Plein Air Workshops (http://www.LDianeJohnson.com/workshops/)

Shehaub
02-12-2001, 09:28 AM
Thank you for all the replies!

I am going to experiment at different resolutions and see what I can come up with. I dont know what my poor computer can handle. We are like the mechanic who needs an oil change. My husband works in the industry, but we seem to be the last ones to get the upgrade http://www.wetcanvas.com/ubb/biggrin.gif

If I can get something that looks presentable to hang on my "art wall" I will be happy. I have some graphite drawings there sitting lonely. Since a good part of my work is on the computer, it would be nice to have it represented there as well. It's fun to look at them and see how much progress I have made from "day 1" to "yesterday".

I lost an entire 4 gig drive of art. That is another reason it would be nice to get some of this printed up. It would have been nice to have something to show for all the work I put in.

Again, Thank you for all the information!


[This message has been edited by Shehaub (edited February 12, 2001).]

Mike A
02-12-2001, 04:50 PM
Hi Shehaub, and all...

My first post to this forum, so please excuse me jumping in http://www.wetcanvas.com/ubb/smile.gif

dpi, lpi, ppi etc is quite a complex area. (made worse by the fact that some of these terms were used differently 'before PC').

Anyway, the bottom line is that the ppi you need will depend on the type of printer you get your image printed on. You will need something between 150 - 300 ppi for acceptable - to - excellent quality

If you print on something like an Epson inkjet, you might well be able to go as low as 150ppi - ie, print your gnome image at 5.5 x 11 inches. The 'normal' rules don't really apply here because these printers don't use normal halftoning - they use a method called stochastic screening...

The other thing you need to consider is how long do you want it to last...

Standard Epson (inks) can fade pretty quickly, but there are more specialist inks and papers that can be used in these printers to give longer life.

There are other technologies... probably one of the best is a machine called a Durst Lambda.
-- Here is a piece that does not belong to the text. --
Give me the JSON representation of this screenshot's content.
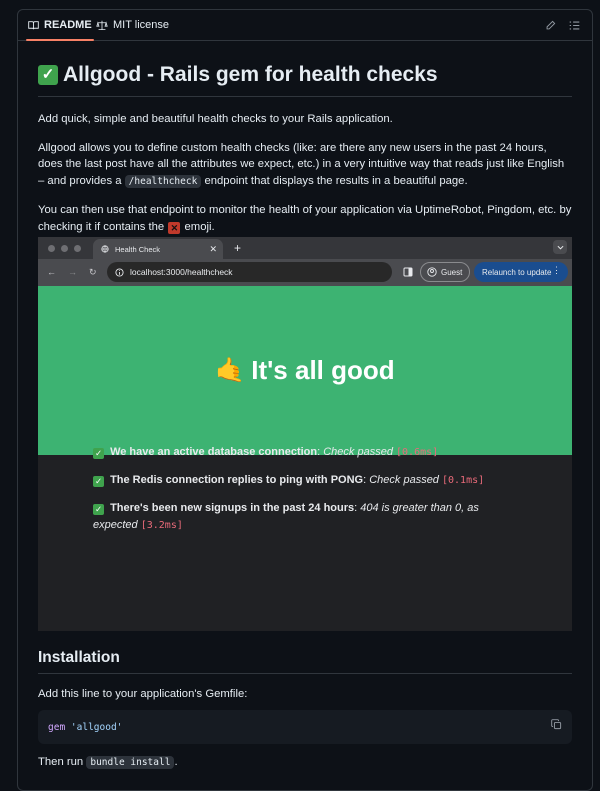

This, and a few others, use conventional photographic chemistry. Your digital image is written by laser onto the photopaper. The quality is excellent and the life of the print is just as long as a conventional colour photo...

Decide what you need in terms of quality and lifespan first...

Hope this helps...


Mike A.